Looking down the market, there are plenty of riders who may feature on individual stages, including Miguel Angel Lopez (50.0049/1), Rigoberto Uran (100.0099/1), and Enric Mas (150.00149/1), but it's hard to see how any of them can maintain the form needed over three weeks to win in Paris. Of that trio, Uran is perhaps the most interesting, after a resurgent performance at the Tour de Suisse.
Given that it's hard to ignore a four-time Tour de France winner in a preview of the race, I should probably mention Chris Froome (300.00299/1). His recovery from injuries sustained in a horrible crash in 2019 has been remarkable, but by his own admission, he is currently short of the form needed to be competitive here. Hopefully, he will be able to make a surprise appearance at the front end of a mountain stage, but he's not a realistic contender for Yellow.
What about the likely stage winners?
News just in... Sam Bennett doesn't go to the Tour. In his place... Mark Cavendish. Given how unlikely that seemed just a fortnight ago, perhaps it's time to start backing Froomey for overall honours and supporting Cav for every sprint stage, because it seems that anything can happen. Cavendish is there on merit, however, picking up stages in lower profile races at the start of the season before beating most of the world's best in Belgium last week.
The sprint deck is likely to be stacked at this year's Tour, though. Even with Bennett's absence, Caleb Ewan, Tim Merlier, Peter Sagan and Arnaud Demare will make all the flat days hotly contested. Of those riders, Demare is perhaps most interesting. Left out of last year's race, he went on to stamp himself as the best sprinter of the season and will want to prove a point on cycling's biggest stage.

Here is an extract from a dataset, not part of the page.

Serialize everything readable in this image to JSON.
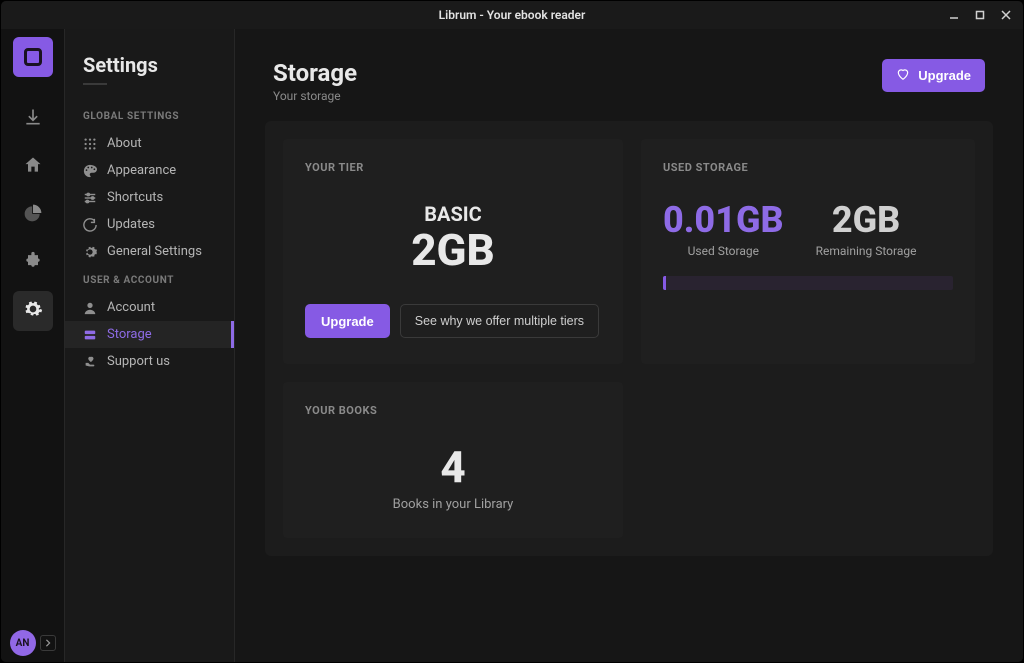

The opening two days will see most of the focus on the puncheurs, the most exciting of whom is Mathieu van der Poel, who showed a disregard for others of his type at the Tour de Suisse. He's likely to be the one to beat on Stage 1.
More of that in our Stage One preview, though, which will go online on Friday night. For now, the focus is on the General Classification, and the value call is to lay the two favourites, while we work out which of the Grenadiers is the most likely winner.
*Odds correct at the time of writing